Kenya is mired in confusion over how to conduct the presidential re-elections. The main parties by the incumbent president Uhuru Kenyatta have locked horns with the opposition National Super Alliance (NASA) of veteran politician Raila Odinga.
Since the country’s Supreme Court made its earthquake ruling nullifying the victory of Uhuru Kenyatta, the political atmosphere in East Africa’s biggest economy has been characterised with fireworks.
One of the most sticky issues at the moment are the officials that will be in charge of the elections. Raila Odinga and many other observers had accused four senior managers in the Independent Electoral and Boundaries Commission (IEBC) as biased and involved in the rigging of last August 8, presidential poll.
Among those NASA singled out were IEBC Chief Executive Ezra Chiloba. Early this week, IEBC Chairman Wafula Chebukati named seven people to new positions and dropped Chiloba.
The appointments however proved controversial and caused a storm in the IEBC with commissioners, accusing him of bias. Not only were some of Chebukati’s appointees rejected by the main parties, the commissioners accused the Chairman of acting unilaterally. They vowed to block the appointments.
“We were shocked because at no point did we discuss or agree to effect changes in our secretariat. We have asked for an urgent meeting to discuss this matter because the commission is run by the commissioners not one individual.
Secondly, some of us are of the view that the chairman assumed and purported to exercise powers he doesn’t have under the law,” one of the commissioners told The Standard Newspaper of Kenya.
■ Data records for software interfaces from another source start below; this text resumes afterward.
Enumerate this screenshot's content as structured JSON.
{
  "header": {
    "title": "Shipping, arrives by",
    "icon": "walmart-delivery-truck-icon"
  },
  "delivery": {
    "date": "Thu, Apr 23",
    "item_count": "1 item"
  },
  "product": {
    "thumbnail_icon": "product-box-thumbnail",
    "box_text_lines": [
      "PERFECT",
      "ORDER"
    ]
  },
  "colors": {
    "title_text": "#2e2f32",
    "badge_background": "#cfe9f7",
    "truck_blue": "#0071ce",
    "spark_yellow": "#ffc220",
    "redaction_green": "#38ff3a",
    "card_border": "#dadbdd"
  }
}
Some of the commissioners argued that Chebukati acted illegally without the full judgement.
Date of elections
Although the IEBC had appointed October 17 as the date for fresh elections, NASA rejected the date arguing that it will disenfranchise many voters and likely undermine its support among the youth because the date coincides with national end of year examinations.
NASA called for postponement of the polling date by two weeks.
Odinga’s proposal however drew criticism from leaders of parents association who claimed that the demands were an attempt to politicize or trivialize education matters.